** Opening TASK INPUTS block **

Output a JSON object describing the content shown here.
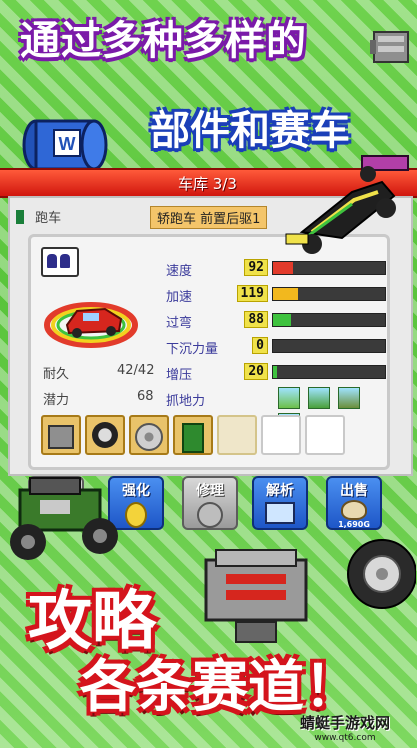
{
  "promo": {
    "headline_top": "通过多种多样的",
    "headline_mid": "部件和赛车",
    "headline_bottom_1": "攻略",
    "headline_bottom_2": "各条赛道！",
    "watermark": "蜻蜓手游戏网",
    "watermark_url": "www.qt6.com"
  },
  "garage": {
    "title": "车库 3/3",
    "car_class": "跑车",
    "car_type": "轿跑车 前置后驱1"
  },
  "stats": [
    {
      "name": "速度",
      "value": "92",
      "level": 0.18,
      "color": "#e23b2b"
    },
    {
      "name": "加速",
      "value": "119",
      "level": 0.22,
      "color": "#f2b81e"
    },
    {
      "name": "过弯",
      "value": "88",
      "level": 0.16,
      "color": "#3ec23e"
    },
    {
      "name": "下沉力量",
      "value": "0",
      "level": 0,
      "color": "#3ec23e"
    },
    {
      "name": "增压",
      "value": "20",
      "level": 0.04,
      "color": "#3ec23e"
    },
    {
      "name": "抓地力",
      "value": "",
      "level": 0,
      "color": "#3ec23e"
    }
  ],
  "durability": {
    "label": "耐久",
    "value": "42/42"
  },
  "potential": {
    "label": "潜力",
    "value": "68"
  },
  "actions": {
    "upgrade": "强化",
    "repair": "修理",
    "analyze": "解析",
    "sell": "出售",
    "sell_price": "1,690G"
  },
  "icons": [
    "helmet-pair-icon",
    "engine-part-icon",
    "tire-icon",
    "brake-disc-icon",
    "oil-can-icon",
    "grip-terrain-icons"
  ]
}
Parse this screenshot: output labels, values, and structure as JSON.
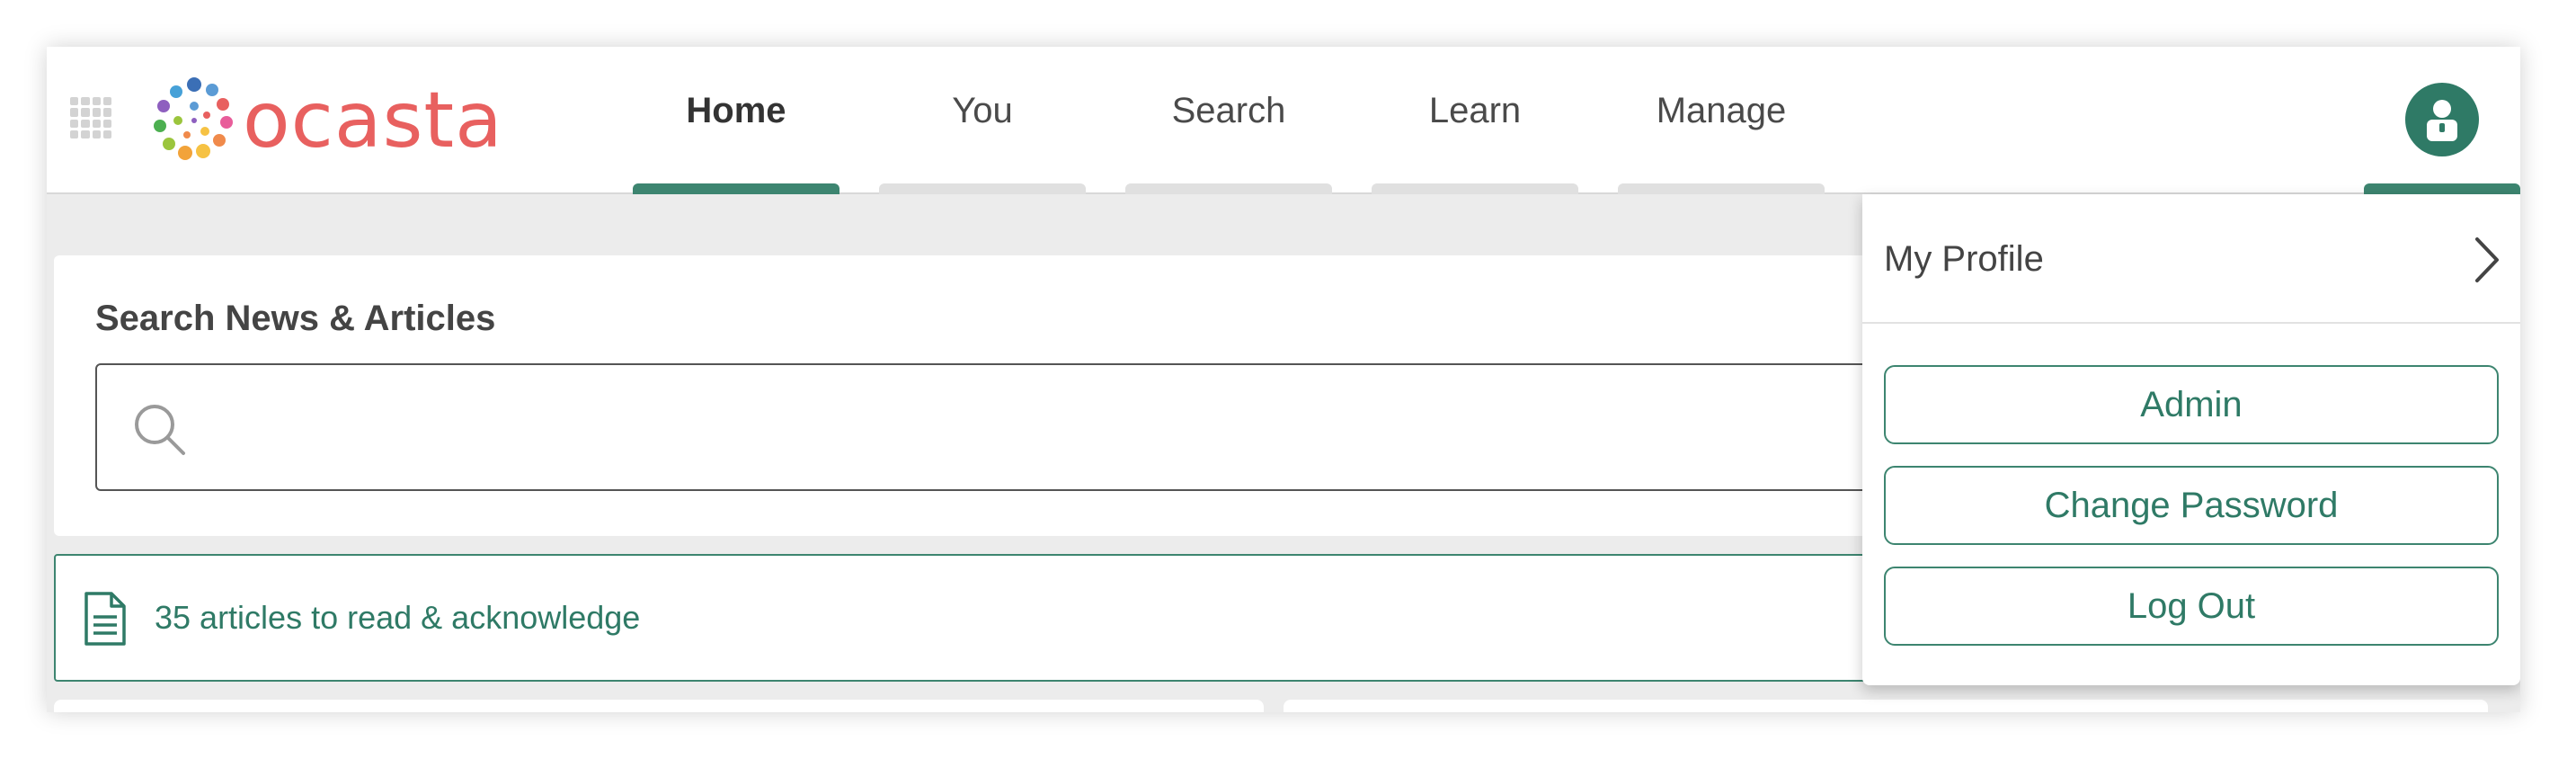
{
  "brand": {
    "name": "ocasta",
    "color": "#e8605f"
  },
  "nav": {
    "tabs": [
      {
        "label": "Home",
        "active": true
      },
      {
        "label": "You",
        "active": false
      },
      {
        "label": "Search",
        "active": false
      },
      {
        "label": "Learn",
        "active": false
      },
      {
        "label": "Manage",
        "active": false
      }
    ]
  },
  "search": {
    "title": "Search News & Articles",
    "value": "",
    "placeholder": ""
  },
  "articles_banner": {
    "text": "35 articles to read & acknowledge"
  },
  "profile_menu": {
    "my_profile": "My Profile",
    "buttons": [
      "Admin",
      "Change Password",
      "Log Out"
    ]
  },
  "colors": {
    "accent": "#3d8570",
    "accent_dark": "#2f7a66",
    "inactive_tab": "#e0e0e0"
  },
  "icons": [
    "apps-grid-icon",
    "search-icon",
    "document-icon",
    "user-icon",
    "chevron-right-icon"
  ]
}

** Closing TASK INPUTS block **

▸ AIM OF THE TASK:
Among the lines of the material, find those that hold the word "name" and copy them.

▸ RESULT OF THE EXERCISE:
      "name": "速度",
      "name": "加速",
      "name": "过弯",
      "name": "下沉力量",
      "name": "增压",
      "name": "抓地力",
    "name": "ocasta",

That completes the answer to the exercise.